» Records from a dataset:
==========
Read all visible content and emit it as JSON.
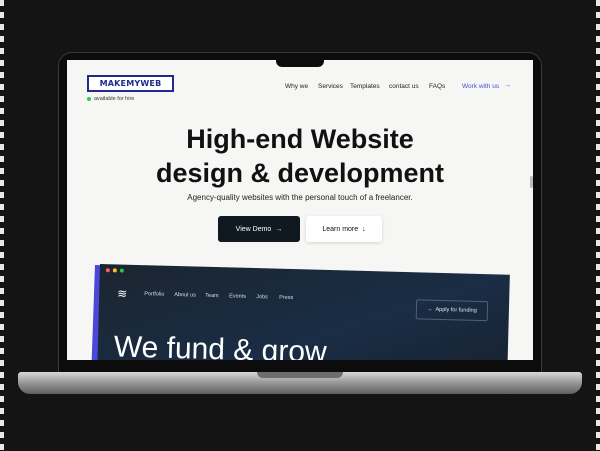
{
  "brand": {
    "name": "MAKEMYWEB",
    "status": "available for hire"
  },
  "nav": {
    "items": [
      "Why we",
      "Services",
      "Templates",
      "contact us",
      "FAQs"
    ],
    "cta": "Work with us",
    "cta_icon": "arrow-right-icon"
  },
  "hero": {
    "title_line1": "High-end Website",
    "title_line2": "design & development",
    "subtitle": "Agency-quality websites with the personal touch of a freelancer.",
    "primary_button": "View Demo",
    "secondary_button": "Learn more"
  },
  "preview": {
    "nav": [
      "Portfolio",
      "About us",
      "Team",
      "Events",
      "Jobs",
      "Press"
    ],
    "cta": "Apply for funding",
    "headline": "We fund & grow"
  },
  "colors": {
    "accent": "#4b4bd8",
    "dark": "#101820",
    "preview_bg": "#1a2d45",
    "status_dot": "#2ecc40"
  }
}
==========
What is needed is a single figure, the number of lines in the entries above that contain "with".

» Solution to this exercise: 2